BEGIN PROVIDED DATA

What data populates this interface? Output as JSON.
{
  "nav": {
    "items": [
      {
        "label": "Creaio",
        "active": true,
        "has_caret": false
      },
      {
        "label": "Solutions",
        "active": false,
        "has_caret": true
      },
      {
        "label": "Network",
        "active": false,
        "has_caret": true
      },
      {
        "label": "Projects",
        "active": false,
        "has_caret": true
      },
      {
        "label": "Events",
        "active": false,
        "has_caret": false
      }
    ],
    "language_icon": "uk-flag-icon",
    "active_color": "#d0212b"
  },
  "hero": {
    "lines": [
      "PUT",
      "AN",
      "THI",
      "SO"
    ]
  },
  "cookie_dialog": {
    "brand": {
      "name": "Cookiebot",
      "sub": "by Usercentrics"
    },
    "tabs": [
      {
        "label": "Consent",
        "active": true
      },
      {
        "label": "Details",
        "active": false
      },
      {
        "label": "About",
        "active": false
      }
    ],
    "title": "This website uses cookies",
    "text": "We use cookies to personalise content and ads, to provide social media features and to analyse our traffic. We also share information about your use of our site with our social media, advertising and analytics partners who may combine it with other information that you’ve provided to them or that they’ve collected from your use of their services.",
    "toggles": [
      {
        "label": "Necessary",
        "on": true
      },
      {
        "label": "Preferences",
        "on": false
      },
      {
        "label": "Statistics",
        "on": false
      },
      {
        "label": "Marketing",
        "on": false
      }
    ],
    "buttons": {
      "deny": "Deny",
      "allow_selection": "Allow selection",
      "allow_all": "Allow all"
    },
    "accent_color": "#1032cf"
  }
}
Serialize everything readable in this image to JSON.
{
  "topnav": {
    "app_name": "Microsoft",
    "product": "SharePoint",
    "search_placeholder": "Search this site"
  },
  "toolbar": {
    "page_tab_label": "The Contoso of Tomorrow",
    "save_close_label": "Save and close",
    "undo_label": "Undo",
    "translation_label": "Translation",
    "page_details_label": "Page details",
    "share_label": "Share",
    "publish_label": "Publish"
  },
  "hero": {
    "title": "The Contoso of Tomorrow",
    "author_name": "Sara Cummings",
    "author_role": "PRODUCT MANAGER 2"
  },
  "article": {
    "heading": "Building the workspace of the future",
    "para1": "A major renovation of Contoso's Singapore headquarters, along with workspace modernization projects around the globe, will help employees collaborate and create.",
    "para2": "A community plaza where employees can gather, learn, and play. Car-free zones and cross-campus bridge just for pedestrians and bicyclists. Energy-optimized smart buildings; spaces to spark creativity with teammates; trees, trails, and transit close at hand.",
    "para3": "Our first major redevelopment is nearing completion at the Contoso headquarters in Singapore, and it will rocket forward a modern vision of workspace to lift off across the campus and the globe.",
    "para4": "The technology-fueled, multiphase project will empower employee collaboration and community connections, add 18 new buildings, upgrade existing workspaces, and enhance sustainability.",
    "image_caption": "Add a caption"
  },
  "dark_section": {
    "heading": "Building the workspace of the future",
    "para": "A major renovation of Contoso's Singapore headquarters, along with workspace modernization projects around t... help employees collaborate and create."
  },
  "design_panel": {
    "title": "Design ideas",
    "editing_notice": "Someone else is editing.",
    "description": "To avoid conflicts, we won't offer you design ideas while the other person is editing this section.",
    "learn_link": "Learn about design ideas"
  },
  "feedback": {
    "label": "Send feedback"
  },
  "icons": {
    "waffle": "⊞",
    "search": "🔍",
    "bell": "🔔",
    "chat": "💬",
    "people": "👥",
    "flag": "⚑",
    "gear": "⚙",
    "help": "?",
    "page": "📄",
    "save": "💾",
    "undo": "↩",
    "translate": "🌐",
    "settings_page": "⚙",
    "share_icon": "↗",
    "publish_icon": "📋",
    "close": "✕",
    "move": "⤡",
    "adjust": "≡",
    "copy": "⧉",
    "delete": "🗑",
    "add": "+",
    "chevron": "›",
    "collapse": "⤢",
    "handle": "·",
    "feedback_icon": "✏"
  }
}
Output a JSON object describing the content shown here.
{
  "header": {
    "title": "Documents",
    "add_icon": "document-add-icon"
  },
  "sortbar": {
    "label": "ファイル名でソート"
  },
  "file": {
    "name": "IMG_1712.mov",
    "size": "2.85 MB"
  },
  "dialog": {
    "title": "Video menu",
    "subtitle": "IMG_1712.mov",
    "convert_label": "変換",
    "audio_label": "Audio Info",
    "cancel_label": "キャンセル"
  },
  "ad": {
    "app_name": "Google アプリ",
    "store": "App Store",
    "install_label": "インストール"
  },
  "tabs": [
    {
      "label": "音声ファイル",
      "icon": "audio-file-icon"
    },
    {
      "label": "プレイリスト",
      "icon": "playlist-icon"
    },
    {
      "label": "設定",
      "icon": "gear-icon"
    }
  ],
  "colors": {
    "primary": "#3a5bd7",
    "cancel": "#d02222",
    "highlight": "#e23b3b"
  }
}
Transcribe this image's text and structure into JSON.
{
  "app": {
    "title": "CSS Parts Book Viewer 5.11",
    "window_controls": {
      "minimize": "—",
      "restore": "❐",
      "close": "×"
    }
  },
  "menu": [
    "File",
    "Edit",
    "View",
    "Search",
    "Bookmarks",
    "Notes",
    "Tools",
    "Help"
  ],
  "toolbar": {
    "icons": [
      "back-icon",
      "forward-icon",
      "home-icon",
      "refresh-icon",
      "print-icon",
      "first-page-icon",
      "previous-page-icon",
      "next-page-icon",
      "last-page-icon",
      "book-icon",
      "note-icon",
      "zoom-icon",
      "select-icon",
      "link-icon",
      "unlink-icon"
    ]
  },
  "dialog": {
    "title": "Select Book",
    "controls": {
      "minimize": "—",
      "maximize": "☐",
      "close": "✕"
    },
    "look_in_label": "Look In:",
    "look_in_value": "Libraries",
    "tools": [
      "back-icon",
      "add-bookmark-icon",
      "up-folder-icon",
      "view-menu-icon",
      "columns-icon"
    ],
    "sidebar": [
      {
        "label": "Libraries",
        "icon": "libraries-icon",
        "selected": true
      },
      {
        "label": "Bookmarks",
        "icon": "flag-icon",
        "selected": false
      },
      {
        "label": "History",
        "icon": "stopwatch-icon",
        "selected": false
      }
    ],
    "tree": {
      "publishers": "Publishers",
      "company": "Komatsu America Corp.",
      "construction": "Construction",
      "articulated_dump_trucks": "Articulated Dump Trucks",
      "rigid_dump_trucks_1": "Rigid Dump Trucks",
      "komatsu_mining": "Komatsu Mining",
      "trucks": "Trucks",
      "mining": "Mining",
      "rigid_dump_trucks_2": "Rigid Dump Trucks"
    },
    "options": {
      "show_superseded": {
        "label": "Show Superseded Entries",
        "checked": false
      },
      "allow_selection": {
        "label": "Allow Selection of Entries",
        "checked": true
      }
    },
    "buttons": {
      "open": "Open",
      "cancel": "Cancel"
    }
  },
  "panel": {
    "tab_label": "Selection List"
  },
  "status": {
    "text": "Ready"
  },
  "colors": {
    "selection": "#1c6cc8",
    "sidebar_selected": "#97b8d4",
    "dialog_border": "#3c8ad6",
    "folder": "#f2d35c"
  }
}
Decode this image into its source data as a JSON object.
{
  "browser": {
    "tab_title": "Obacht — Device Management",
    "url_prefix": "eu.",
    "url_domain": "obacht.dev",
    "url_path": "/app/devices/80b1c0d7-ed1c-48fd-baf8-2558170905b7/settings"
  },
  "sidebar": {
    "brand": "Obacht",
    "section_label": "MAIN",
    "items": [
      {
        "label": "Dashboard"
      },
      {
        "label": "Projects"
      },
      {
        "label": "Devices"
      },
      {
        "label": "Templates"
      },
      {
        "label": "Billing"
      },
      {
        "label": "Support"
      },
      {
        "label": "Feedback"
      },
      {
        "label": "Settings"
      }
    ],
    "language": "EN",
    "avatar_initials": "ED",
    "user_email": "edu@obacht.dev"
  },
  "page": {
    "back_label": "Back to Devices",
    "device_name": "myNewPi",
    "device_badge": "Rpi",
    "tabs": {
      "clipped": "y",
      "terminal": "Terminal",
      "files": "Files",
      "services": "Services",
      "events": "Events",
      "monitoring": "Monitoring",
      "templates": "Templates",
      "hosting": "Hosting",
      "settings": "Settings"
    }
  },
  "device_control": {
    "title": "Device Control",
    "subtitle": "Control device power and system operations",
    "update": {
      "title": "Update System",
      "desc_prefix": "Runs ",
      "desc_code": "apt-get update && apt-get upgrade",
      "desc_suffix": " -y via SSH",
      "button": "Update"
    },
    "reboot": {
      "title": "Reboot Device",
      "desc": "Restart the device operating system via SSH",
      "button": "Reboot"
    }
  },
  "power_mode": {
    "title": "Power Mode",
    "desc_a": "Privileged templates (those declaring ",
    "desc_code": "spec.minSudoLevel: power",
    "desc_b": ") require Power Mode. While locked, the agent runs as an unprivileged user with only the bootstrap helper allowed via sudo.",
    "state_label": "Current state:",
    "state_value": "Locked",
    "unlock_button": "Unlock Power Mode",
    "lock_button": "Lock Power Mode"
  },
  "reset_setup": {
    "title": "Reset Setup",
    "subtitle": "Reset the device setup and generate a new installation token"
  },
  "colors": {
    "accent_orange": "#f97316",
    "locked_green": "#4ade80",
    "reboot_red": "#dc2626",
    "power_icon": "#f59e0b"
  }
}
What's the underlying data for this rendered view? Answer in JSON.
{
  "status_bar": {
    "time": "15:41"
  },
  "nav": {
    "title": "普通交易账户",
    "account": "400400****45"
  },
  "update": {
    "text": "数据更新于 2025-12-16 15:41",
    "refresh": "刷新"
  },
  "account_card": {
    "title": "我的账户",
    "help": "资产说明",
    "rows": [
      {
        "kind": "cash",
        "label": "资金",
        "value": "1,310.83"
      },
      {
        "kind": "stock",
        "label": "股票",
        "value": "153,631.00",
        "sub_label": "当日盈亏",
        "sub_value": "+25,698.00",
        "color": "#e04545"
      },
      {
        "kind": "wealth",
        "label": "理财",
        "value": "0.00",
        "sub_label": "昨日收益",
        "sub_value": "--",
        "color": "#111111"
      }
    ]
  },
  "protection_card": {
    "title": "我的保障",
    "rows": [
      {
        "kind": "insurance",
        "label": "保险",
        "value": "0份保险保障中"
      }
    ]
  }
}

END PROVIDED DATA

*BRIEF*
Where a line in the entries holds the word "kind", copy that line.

*YOUR RESPONSE*
        "kind": "cash",
        "kind": "stock",
        "kind": "wealth",
        "kind": "insurance",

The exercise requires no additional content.